Officers on the Isle of Wight are investigating a third suspected animal attack after a farmer found three of his sheep had died.

The discovery was made on the morning of Monday (September 24) in a field off Blackgang Road in Ventnor and is thought to have happened the previous day.

Twelve other sheep were also found with injuries in the same location.

Officers are carrying out enquiries to see if the incident is linked to a report where two sheep were injured in the same fields on the morning of Wednesday  (September 12).

Earlier this month more than 20 dead sheep were found at around 7am on Wednesday (September 5) in fields between the fishing lakes and the cycle track in Hale Common near Arreton. Again this is being treated as a suspected animal attack.

Sheep killed earlier this month on the Island

Police Community Support Officer Justin Keefe said: “Some of the sheep involved in these incidents appear to have been bitten, but it’s not clear as to what animal may have caused these injuries at this stage.

“We are trying to establish whether the two reports in the field on Blackgang Road are linked. We are not currently linking the third incident near to Arreton to those in Ventnor..

“The Country Watch team is continuing to carry out enquiries about these incidents to establish what happened. Have you seen an animal, such as a dog, running loose in either area or has your animal returned home with indications that it may have been involved?”

We would like to take this opportunity to remind dog owners that although it is not illegal to have a dog off of a lead near livestock, it is illegal not to have them under close control. If your dog does not come back immediately when you call it, it is not under close control. You also would need to be in line of sight of your dog at all times and paying attention to its actions.

For more information about the Country Watch team please visit:
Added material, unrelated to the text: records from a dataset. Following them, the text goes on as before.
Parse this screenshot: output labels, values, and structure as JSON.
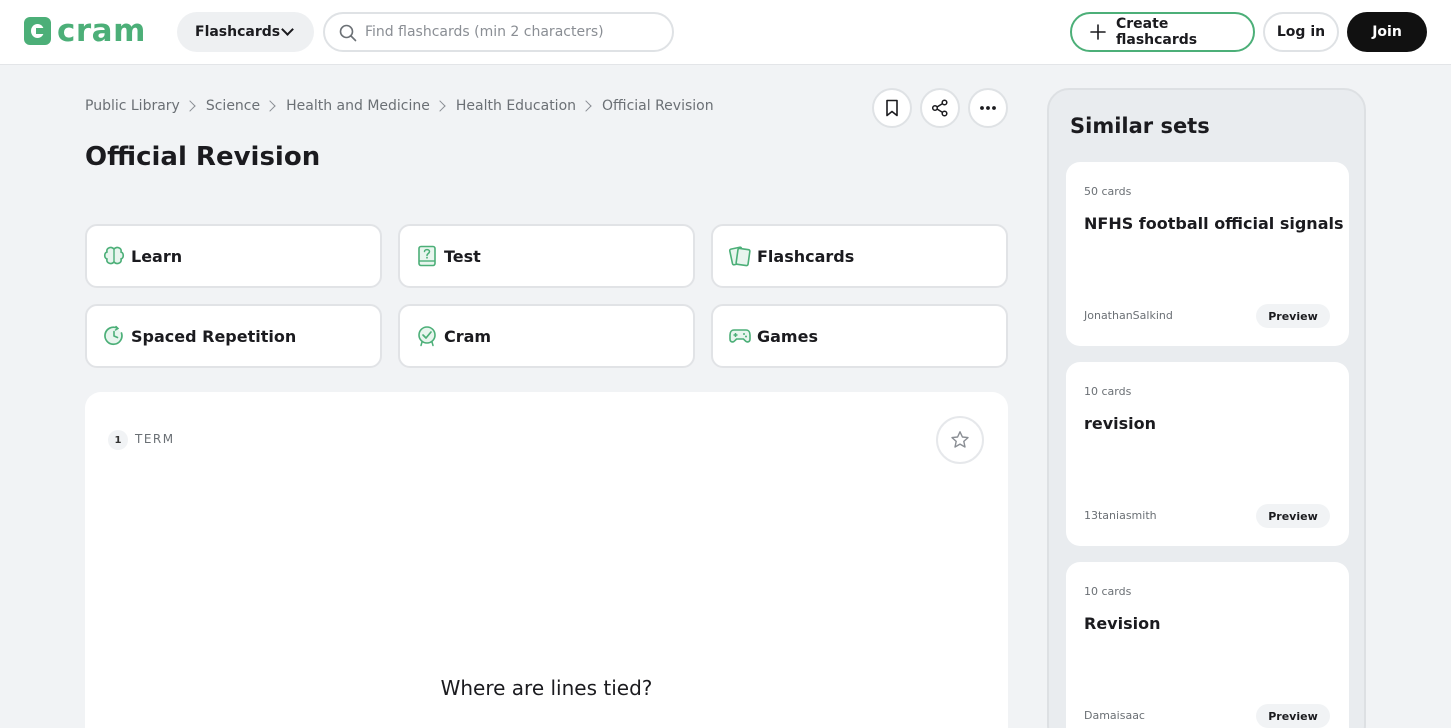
{
  "header": {
    "logo_text": "cram",
    "dropdown_label": "Flashcards",
    "search_placeholder": "Find flashcards (min 2 characters)",
    "create_label": "Create flashcards",
    "login_label": "Log in",
    "join_label": "Join"
  },
  "breadcrumb": [
    "Public Library",
    "Science",
    "Health and Medicine",
    "Health Education",
    "Official Revision"
  ],
  "page_title": "Official Revision",
  "modes": [
    {
      "label": "Learn",
      "icon": "brain-icon"
    },
    {
      "label": "Test",
      "icon": "test-icon"
    },
    {
      "label": "Flashcards",
      "icon": "flashcards-icon"
    },
    {
      "label": "Spaced Repetition",
      "icon": "spaced-repetition-icon"
    },
    {
      "label": "Cram",
      "icon": "cram-icon"
    },
    {
      "label": "Games",
      "icon": "gamepad-icon"
    }
  ],
  "card": {
    "number": "1",
    "label": "TERM",
    "text": "Where are lines tied?"
  },
  "sidebar": {
    "title": "Similar sets",
    "sets": [
      {
        "count": "50 cards",
        "title": "NFHS football official signals",
        "author": "JonathanSalkind",
        "preview": "Preview"
      },
      {
        "count": "10 cards",
        "title": "revision",
        "author": "13taniasmith",
        "preview": "Preview"
      },
      {
        "count": "10 cards",
        "title": "Revision",
        "author": "Damaisaac",
        "preview": "Preview"
      }
    ]
  },
  "colors": {
    "accent": "#4caf78",
    "dark": "#111111",
    "background": "#f1f3f5"
  }
}
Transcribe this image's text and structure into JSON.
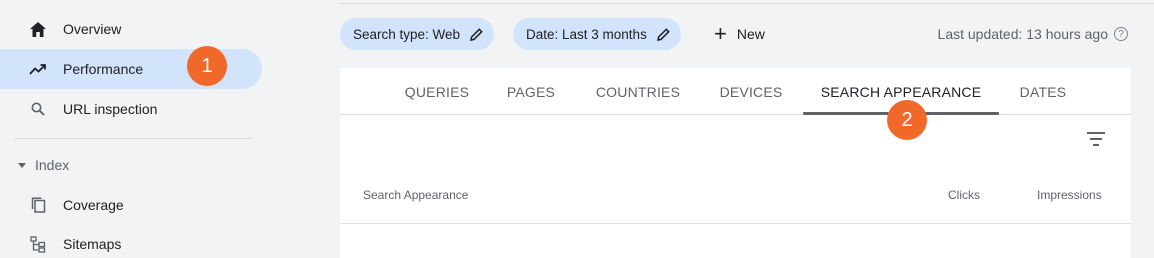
{
  "sidebar": {
    "items": [
      {
        "label": "Overview",
        "icon": "home-icon"
      },
      {
        "label": "Performance",
        "icon": "trending-up-icon"
      },
      {
        "label": "URL inspection",
        "icon": "search-icon"
      }
    ],
    "section": {
      "label": "Index"
    },
    "index_items": [
      {
        "label": "Coverage",
        "icon": "coverage-icon"
      },
      {
        "label": "Sitemaps",
        "icon": "sitemap-icon"
      }
    ]
  },
  "badges": {
    "one": "1",
    "two": "2"
  },
  "filters": {
    "search_type": "Search type: Web",
    "date": "Date: Last 3 months",
    "new": "New",
    "last_updated": "Last updated: 13 hours ago",
    "help": "?"
  },
  "tabs": [
    {
      "label": "QUERIES"
    },
    {
      "label": "PAGES"
    },
    {
      "label": "COUNTRIES"
    },
    {
      "label": "DEVICES"
    },
    {
      "label": "SEARCH APPEARANCE"
    },
    {
      "label": "DATES"
    }
  ],
  "table": {
    "headers": [
      "Search Appearance",
      "Clicks",
      "Impressions"
    ]
  },
  "colors": {
    "accent_chip": "#d2e3fc",
    "badge": "#f0692a",
    "background": "#f1f3f4"
  }
}
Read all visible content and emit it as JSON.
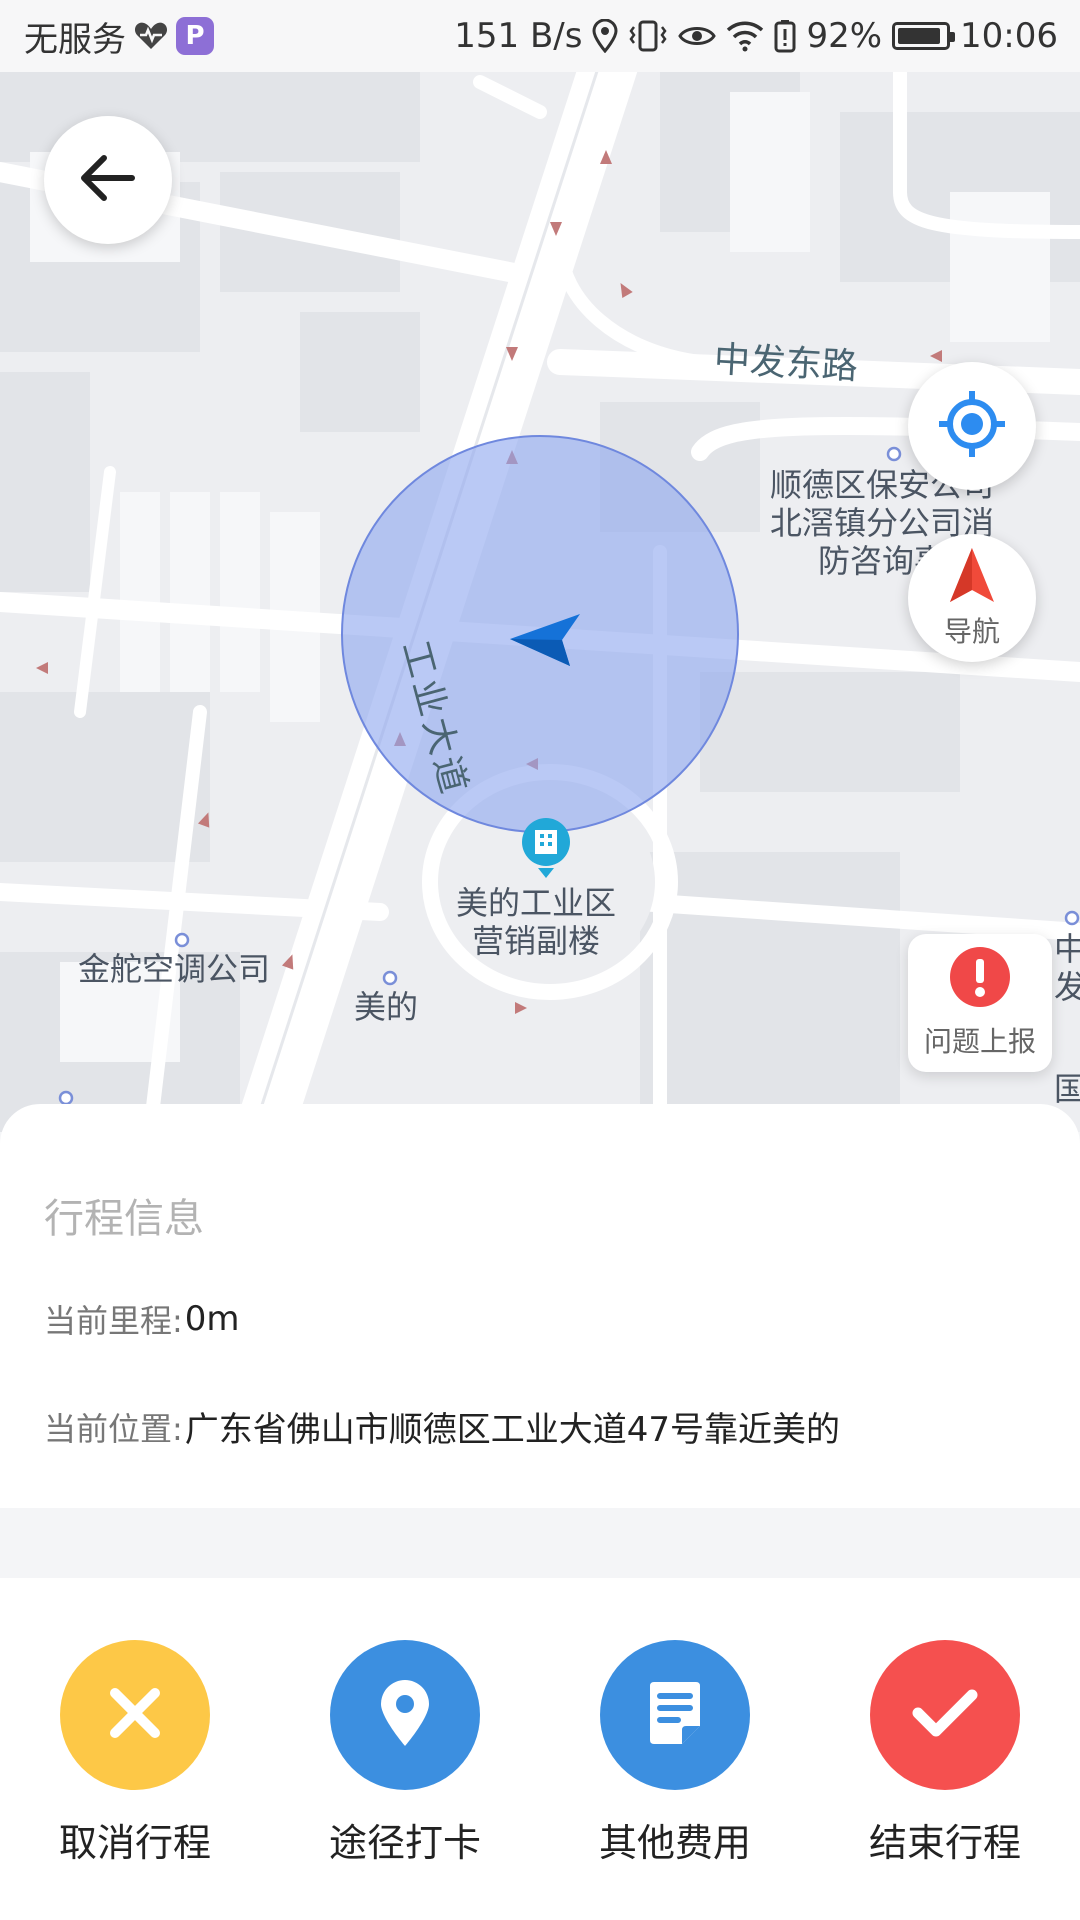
{
  "status_bar": {
    "carrier": "无服务",
    "app_badge": "P",
    "net_speed": "151 B/s",
    "battery_pct": "92%",
    "battery_level": 0.92,
    "time": "10:06"
  },
  "map": {
    "road_label": "中发东路",
    "avenue_label": "工业大道",
    "poi_labels": {
      "security_company": "顺德区保安公司\n北滘镇分公司消\n防咨询事",
      "midea_building": "美的工业区\n营销副楼",
      "ac_company": "金舵空调公司",
      "midea": "美的",
      "edge_right_top": "中\n发",
      "edge_right_bottom": "国"
    },
    "nav_button_label": "导航",
    "report_button_label": "问题上报"
  },
  "trip_info": {
    "title": "行程信息",
    "mileage_label": "当前里程:",
    "mileage_value": "0m",
    "location_label": "当前位置:",
    "location_value": "广东省佛山市顺德区工业大道47号靠近美的"
  },
  "actions": [
    {
      "label": "取消行程",
      "icon": "close-icon",
      "color": "#fdc847"
    },
    {
      "label": "途径打卡",
      "icon": "location-pin-icon",
      "color": "#3c8fe0"
    },
    {
      "label": "其他费用",
      "icon": "document-icon",
      "color": "#3c8fe0"
    },
    {
      "label": "结束行程",
      "icon": "check-icon",
      "color": "#f5504f"
    }
  ],
  "colors": {
    "accuracy_circle": "#8fa8ef",
    "locate_blue": "#2d8cf0",
    "nav_red": "#f04a3a"
  }
}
Anyone with information is asked to call PCSO Justin Keefe on 101, quoting 44180365674 or call Crimestoppers anonymously on 0800 555 111.